Published in Nature, this new research shows that the channels allow gas through them at rates that are orders of magnitude faster than expected from theory.
This will not only be important for fundamental studies on molecular flows at nanoscale but also for applications such as desalination and filtration.
The reported anomalously-high flow is due to a phenomenon called ‘specular surface scattering’, which allows a gas to pass through the channel as if it were not there at all.
To understand this effect, imagine a narrow gap between two parallel surfaces. If the surfaces are rough, light shone into the gap is scattered randomly. It would thus take zillions of bounces before the light particles (photons) emerge in random directions.
Now, if these surfaces are mirrors, the light would only need to a few bounces before photons emerge on the other side - as if there were no obstruction at all. The former scenario is what normally happens in a flow of molecules through pipes, and the latter is what was found in this study.
The team were able to obtained these results by studying how helium gas permeates through angstrom-scale slit-like channels with walls made from cleaved crystals of graphite, hexagonal boron nitride (hBN) or molybdenum sulphide (MoS2). These materials can all be exfoliated down to a monolayer thickness and provide atomically flat surfaces that are stable at room temperature and pressure.
Such angstrom-scale slits are just a couple of atoms in height and were impossible to fabricate until very recently.

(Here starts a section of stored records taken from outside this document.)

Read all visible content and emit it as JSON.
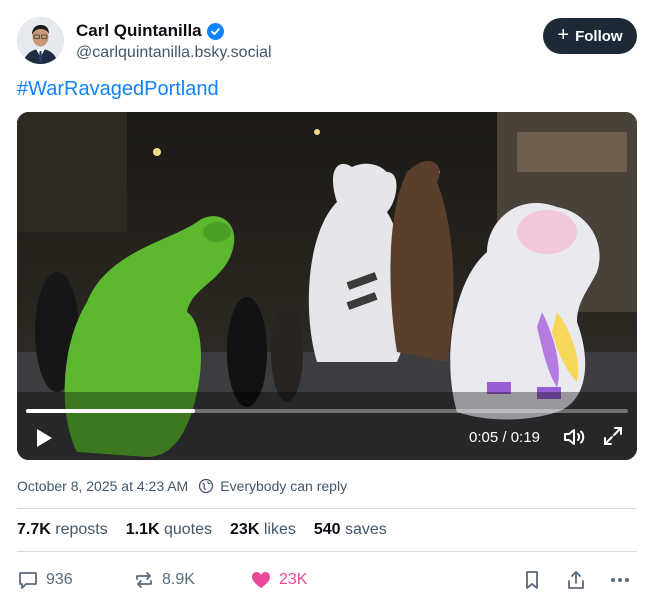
{
  "author": {
    "name": "Carl Quintanilla",
    "handle": "@carlquintanilla.bsky.social",
    "verified": true
  },
  "follow_label": "Follow",
  "post_text": "#WarRavagedPortland",
  "video": {
    "current_time": "0:05",
    "separator": "/",
    "duration": "0:19",
    "progress_fraction": 0.28
  },
  "meta": {
    "date": "October 8, 2025 at 4:23 AM",
    "reply_setting": "Everybody can reply"
  },
  "stats": {
    "reposts_count": "7.7K",
    "reposts_label": "reposts",
    "quotes_count": "1.1K",
    "quotes_label": "quotes",
    "likes_count": "23K",
    "likes_label": "likes",
    "saves_count": "540",
    "saves_label": "saves"
  },
  "actions": {
    "replies": "936",
    "reposts": "8.9K",
    "likes": "23K"
  },
  "colors": {
    "accent": "#1083fe",
    "like": "#ec4899",
    "follow_bg": "#1e2936",
    "muted": "#42576c"
  }
}
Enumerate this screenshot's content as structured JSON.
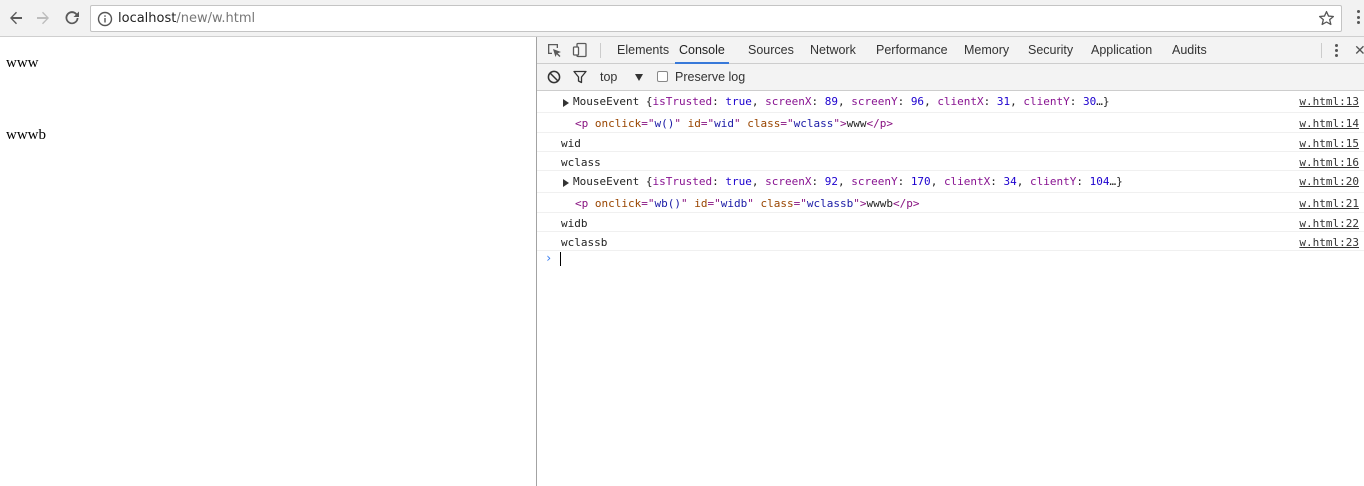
{
  "browser": {
    "url_host": "localhost",
    "url_path": "/new/w.html"
  },
  "viewport": {
    "texts": [
      "www",
      "wwwb"
    ]
  },
  "devtools": {
    "tabs": [
      "Elements",
      "Console",
      "Sources",
      "Network",
      "Performance",
      "Memory",
      "Security",
      "Application",
      "Audits"
    ],
    "active_tab": "Console",
    "context": "top",
    "preserve_log_label": "Preserve log",
    "preserve_log_checked": false
  },
  "console": {
    "messages": [
      {
        "kind": "object",
        "parts": [
          {
            "t": "MouseEvent {",
            "c": ""
          },
          {
            "t": "isTrusted",
            "c": "k"
          },
          {
            "t": ": ",
            "c": ""
          },
          {
            "t": "true",
            "c": "v"
          },
          {
            "t": ", ",
            "c": ""
          },
          {
            "t": "screenX",
            "c": "k"
          },
          {
            "t": ": ",
            "c": ""
          },
          {
            "t": "89",
            "c": "v"
          },
          {
            "t": ", ",
            "c": ""
          },
          {
            "t": "screenY",
            "c": "k"
          },
          {
            "t": ": ",
            "c": ""
          },
          {
            "t": "96",
            "c": "v"
          },
          {
            "t": ", ",
            "c": ""
          },
          {
            "t": "clientX",
            "c": "k"
          },
          {
            "t": ": ",
            "c": ""
          },
          {
            "t": "31",
            "c": "v"
          },
          {
            "t": ", ",
            "c": ""
          },
          {
            "t": "clientY",
            "c": "k"
          },
          {
            "t": ": ",
            "c": ""
          },
          {
            "t": "30",
            "c": "v"
          },
          {
            "t": "…}",
            "c": ""
          }
        ],
        "source": "w.html:13"
      },
      {
        "kind": "html",
        "parts": [
          {
            "t": "<p",
            "c": "tag"
          },
          {
            "t": " onclick",
            "c": "an"
          },
          {
            "t": "=\"",
            "c": "tag"
          },
          {
            "t": "w()",
            "c": "av"
          },
          {
            "t": "\"",
            "c": "tag"
          },
          {
            "t": " id",
            "c": "an"
          },
          {
            "t": "=\"",
            "c": "tag"
          },
          {
            "t": "wid",
            "c": "av"
          },
          {
            "t": "\"",
            "c": "tag"
          },
          {
            "t": " class",
            "c": "an"
          },
          {
            "t": "=\"",
            "c": "tag"
          },
          {
            "t": "wclass",
            "c": "av"
          },
          {
            "t": "\">",
            "c": "tag"
          },
          {
            "t": "www",
            "c": ""
          },
          {
            "t": "</p>",
            "c": "tag"
          }
        ],
        "source": "w.html:14"
      },
      {
        "kind": "text",
        "parts": [
          {
            "t": "wid",
            "c": ""
          }
        ],
        "source": "w.html:15"
      },
      {
        "kind": "text",
        "parts": [
          {
            "t": "wclass",
            "c": ""
          }
        ],
        "source": "w.html:16"
      },
      {
        "kind": "object",
        "parts": [
          {
            "t": "MouseEvent {",
            "c": ""
          },
          {
            "t": "isTrusted",
            "c": "k"
          },
          {
            "t": ": ",
            "c": ""
          },
          {
            "t": "true",
            "c": "v"
          },
          {
            "t": ", ",
            "c": ""
          },
          {
            "t": "screenX",
            "c": "k"
          },
          {
            "t": ": ",
            "c": ""
          },
          {
            "t": "92",
            "c": "v"
          },
          {
            "t": ", ",
            "c": ""
          },
          {
            "t": "screenY",
            "c": "k"
          },
          {
            "t": ": ",
            "c": ""
          },
          {
            "t": "170",
            "c": "v"
          },
          {
            "t": ", ",
            "c": ""
          },
          {
            "t": "clientX",
            "c": "k"
          },
          {
            "t": ": ",
            "c": ""
          },
          {
            "t": "34",
            "c": "v"
          },
          {
            "t": ", ",
            "c": ""
          },
          {
            "t": "clientY",
            "c": "k"
          },
          {
            "t": ": ",
            "c": ""
          },
          {
            "t": "104",
            "c": "v"
          },
          {
            "t": "…}",
            "c": ""
          }
        ],
        "source": "w.html:20"
      },
      {
        "kind": "html",
        "parts": [
          {
            "t": "<p",
            "c": "tag"
          },
          {
            "t": " onclick",
            "c": "an"
          },
          {
            "t": "=\"",
            "c": "tag"
          },
          {
            "t": "wb()",
            "c": "av"
          },
          {
            "t": "\"",
            "c": "tag"
          },
          {
            "t": " id",
            "c": "an"
          },
          {
            "t": "=\"",
            "c": "tag"
          },
          {
            "t": "widb",
            "c": "av"
          },
          {
            "t": "\"",
            "c": "tag"
          },
          {
            "t": " class",
            "c": "an"
          },
          {
            "t": "=\"",
            "c": "tag"
          },
          {
            "t": "wclassb",
            "c": "av"
          },
          {
            "t": "\">",
            "c": "tag"
          },
          {
            "t": "wwwb",
            "c": ""
          },
          {
            "t": "</p>",
            "c": "tag"
          }
        ],
        "source": "w.html:21"
      },
      {
        "kind": "text",
        "parts": [
          {
            "t": "widb",
            "c": ""
          }
        ],
        "source": "w.html:22"
      },
      {
        "kind": "text",
        "parts": [
          {
            "t": "wclassb",
            "c": ""
          }
        ],
        "source": "w.html:23"
      }
    ],
    "prompt_symbol": "›"
  },
  "colors": {
    "accent_tab_underline": "#3879d9",
    "prompt": "#367cf1"
  }
}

Although all the used materials are atomically flat, some are flatter than others. Helium atoms are then like tiny ping-pong balls bouncing through a pipe, and depending on whether the pipe surface is bumpy or smooth, the ball comes out of the other end slower or faster

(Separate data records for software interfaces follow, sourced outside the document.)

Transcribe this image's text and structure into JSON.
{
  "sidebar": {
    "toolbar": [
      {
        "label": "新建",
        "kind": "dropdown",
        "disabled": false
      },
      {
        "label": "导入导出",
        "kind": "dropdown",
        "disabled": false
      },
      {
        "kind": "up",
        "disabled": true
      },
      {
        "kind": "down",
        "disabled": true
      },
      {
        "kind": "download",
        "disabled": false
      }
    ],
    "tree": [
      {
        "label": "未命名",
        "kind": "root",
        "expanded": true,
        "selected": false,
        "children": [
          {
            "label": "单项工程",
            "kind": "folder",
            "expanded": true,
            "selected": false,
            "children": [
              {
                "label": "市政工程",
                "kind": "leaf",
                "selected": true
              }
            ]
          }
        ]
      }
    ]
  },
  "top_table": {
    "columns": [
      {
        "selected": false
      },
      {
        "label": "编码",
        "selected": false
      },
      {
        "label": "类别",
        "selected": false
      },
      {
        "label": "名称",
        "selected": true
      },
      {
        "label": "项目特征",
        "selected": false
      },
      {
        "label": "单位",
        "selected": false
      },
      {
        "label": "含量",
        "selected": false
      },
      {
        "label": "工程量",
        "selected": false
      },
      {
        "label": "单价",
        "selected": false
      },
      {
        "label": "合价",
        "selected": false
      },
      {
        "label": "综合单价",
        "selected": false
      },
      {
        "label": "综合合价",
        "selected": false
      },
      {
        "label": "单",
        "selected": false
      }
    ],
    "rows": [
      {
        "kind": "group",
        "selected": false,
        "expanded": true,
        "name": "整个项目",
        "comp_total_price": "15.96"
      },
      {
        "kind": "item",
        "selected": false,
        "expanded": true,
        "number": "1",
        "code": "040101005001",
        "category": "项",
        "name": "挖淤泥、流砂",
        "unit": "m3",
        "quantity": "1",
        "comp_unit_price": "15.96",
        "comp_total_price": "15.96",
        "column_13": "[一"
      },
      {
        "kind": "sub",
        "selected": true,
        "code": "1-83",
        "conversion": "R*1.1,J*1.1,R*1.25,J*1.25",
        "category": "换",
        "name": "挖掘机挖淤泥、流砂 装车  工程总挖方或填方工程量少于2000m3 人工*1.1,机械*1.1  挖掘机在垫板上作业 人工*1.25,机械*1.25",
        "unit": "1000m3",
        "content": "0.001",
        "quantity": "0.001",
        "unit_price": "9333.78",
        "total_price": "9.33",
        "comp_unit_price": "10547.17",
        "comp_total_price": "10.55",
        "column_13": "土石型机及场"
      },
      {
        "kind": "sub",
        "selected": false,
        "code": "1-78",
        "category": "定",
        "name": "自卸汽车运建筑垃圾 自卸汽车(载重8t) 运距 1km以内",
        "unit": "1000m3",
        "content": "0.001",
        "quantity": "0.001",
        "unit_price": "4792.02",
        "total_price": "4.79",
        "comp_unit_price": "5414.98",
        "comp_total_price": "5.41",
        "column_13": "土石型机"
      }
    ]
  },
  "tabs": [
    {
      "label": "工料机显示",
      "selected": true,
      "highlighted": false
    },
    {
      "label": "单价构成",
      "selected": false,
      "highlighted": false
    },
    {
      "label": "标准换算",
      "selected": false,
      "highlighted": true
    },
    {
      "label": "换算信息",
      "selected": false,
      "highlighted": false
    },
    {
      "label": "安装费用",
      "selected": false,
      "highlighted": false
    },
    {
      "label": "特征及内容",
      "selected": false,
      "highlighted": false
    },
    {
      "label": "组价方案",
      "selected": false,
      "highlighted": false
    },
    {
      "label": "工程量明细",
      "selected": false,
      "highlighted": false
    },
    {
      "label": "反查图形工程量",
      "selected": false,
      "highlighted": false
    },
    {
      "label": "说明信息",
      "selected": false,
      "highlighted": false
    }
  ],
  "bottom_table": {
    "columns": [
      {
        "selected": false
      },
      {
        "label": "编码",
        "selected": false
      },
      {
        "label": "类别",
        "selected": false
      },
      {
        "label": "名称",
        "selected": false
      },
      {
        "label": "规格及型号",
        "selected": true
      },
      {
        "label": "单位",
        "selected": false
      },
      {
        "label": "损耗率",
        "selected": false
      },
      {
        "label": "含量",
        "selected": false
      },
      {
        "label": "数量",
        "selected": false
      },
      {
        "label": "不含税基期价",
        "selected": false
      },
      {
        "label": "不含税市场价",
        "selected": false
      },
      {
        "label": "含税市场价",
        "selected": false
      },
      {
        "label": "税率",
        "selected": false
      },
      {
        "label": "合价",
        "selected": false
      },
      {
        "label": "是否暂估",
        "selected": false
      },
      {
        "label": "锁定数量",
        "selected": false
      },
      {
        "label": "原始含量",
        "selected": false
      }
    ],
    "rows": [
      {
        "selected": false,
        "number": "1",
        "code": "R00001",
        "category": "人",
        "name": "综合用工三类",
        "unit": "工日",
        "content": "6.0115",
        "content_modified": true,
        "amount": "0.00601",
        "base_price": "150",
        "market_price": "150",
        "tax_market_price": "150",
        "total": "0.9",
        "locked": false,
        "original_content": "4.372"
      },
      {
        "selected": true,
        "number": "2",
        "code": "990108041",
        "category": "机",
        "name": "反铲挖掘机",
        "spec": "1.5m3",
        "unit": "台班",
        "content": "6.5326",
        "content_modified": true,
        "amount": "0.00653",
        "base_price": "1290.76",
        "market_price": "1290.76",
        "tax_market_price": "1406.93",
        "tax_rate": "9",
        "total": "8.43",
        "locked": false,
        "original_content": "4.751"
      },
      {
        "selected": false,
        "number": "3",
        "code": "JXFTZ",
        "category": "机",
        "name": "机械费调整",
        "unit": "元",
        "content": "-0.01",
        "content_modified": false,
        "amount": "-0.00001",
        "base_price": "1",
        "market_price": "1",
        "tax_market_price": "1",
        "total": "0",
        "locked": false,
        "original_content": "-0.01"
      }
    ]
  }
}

Dr Radha Boya, who was one of the leaders of the study said: “Our experiments show that surface scattering of helium is highly sensitive to the atomic landscape. For example, helium permeates much more slowly through channels made from MoS2 than through those made from the other two materials. This is because its surface roughness is comparable in height to the size of the helium atoms being transported and their (de Broglie) wavelength.”

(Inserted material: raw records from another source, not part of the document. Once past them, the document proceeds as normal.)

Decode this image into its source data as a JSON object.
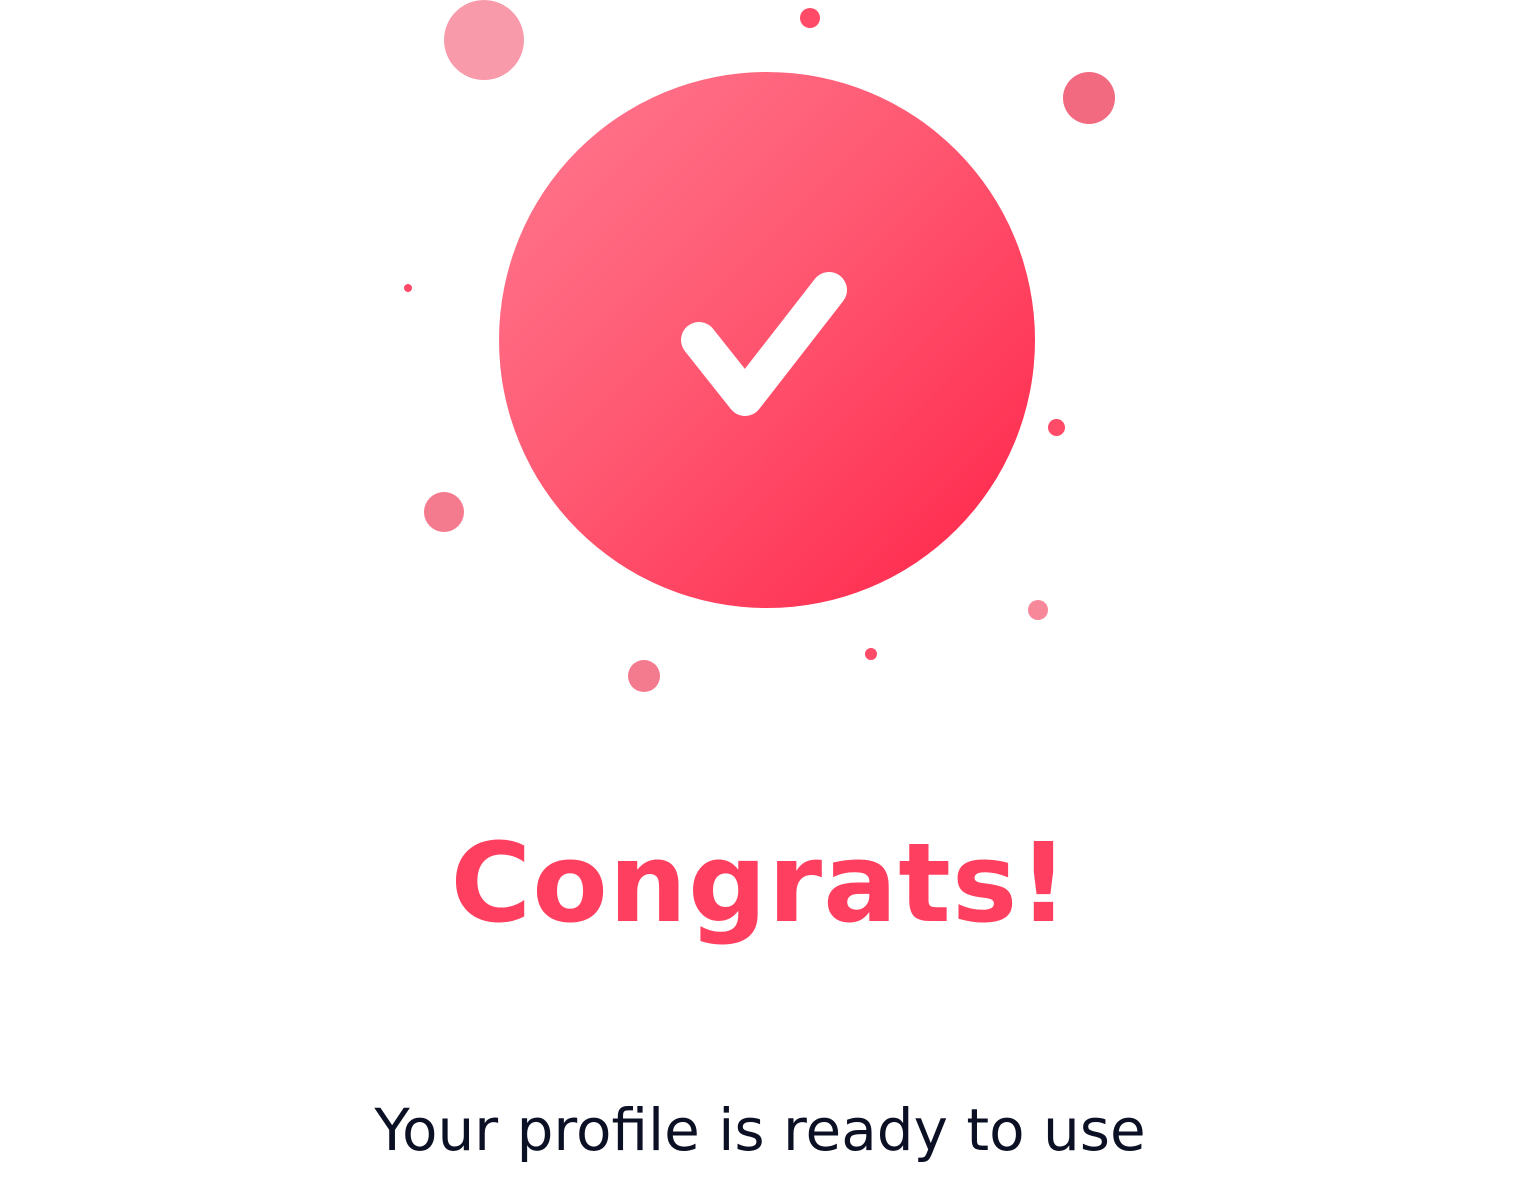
{
  "colors": {
    "accent": "#ff3f5f",
    "badge_gradient_start": "#ff7a90",
    "badge_gradient_end": "#ff2348",
    "text_dark": "#0b1024",
    "background": "#ffffff"
  },
  "icons": {
    "badge": "checkmark-icon"
  },
  "title": "Congrats!",
  "message": "Your profile is ready to use"
}
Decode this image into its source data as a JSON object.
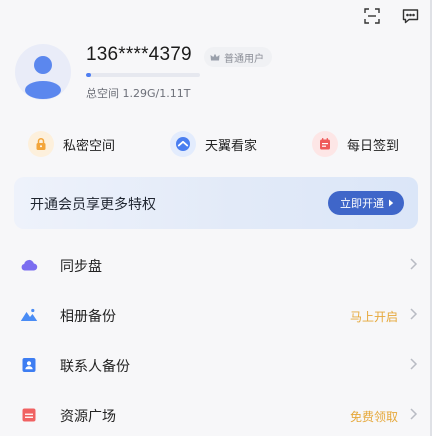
{
  "top_icons": [
    "scan-icon",
    "message-icon"
  ],
  "profile": {
    "phone": "136****4379",
    "badge": "普通用户",
    "storage_text": "总空间 1.29G/1.11T",
    "storage_fraction": 0.01
  },
  "quick": [
    {
      "label": "私密空间",
      "icon": "lock-icon",
      "color": "#f3a53a"
    },
    {
      "label": "天翼看家",
      "icon": "camera-icon",
      "color": "#4a7ef0"
    },
    {
      "label": "每日签到",
      "icon": "calendar-icon",
      "color": "#ef5a5a"
    }
  ],
  "vip": {
    "title": "开通会员享更多特权",
    "button": "立即开通"
  },
  "list": [
    {
      "label": "同步盘",
      "extra": "",
      "icon": "cloud-icon",
      "color": "#7b6df0"
    },
    {
      "label": "相册备份",
      "extra": "马上开启",
      "icon": "mountain-icon",
      "color": "#4a8cf5"
    },
    {
      "label": "联系人备份",
      "extra": "",
      "icon": "contact-icon",
      "color": "#3d7df2"
    },
    {
      "label": "资源广场",
      "extra": "免费领取",
      "icon": "gift-box-icon",
      "color": "#f06262"
    }
  ]
}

Professor Sir Andre Geim added: “Although all the used materials are atomically flat, some are flatter than others. Helium atoms are then like tiny ping-pong balls bouncing through a pipe, and depending on whether the pipe surface is bumpy or smooth, the ball comes out of the other end slower or faster.”
Graphene is the flattest material of the three. MoS2 on the other hand is so rough for helium atoms that they bounce back randomly like ping-pong balls from a washboard surface.
The specular scattering can only be explained by taking into account quantum effects – that is, the wave-like nature of gas molecules. The researchers proved this by comparing gas flows of hydrogen and its heavier isotope deuterium.
They observed that hydrogen flows through the 2D channels significantly faster than deuterium.
Dr Ashok Keerthi, the first author of the paper said: “Although the size of both hydrogen and deuterium molecules is the same and they are chemically exactly the same, too, the de Broglie wavelength of hydrogen is larger compared to that of deuterium. And this is all what is needed to change specular reflection off the channel walls.”
The work is expected to have major implications for understanding of nanoscale systems. Much of the current understanding comes from classical Newtonian theory, but the experiments prove that – even under ambient conditions – some nanoscale phenomena intrinsically involve quantum effects and cannot be explained without taking into account that atoms also behave like waves.
The Manchester team are now looking to investigate size-selective separation of gases using even thinner channels, which could provide uses in gas separation technologies.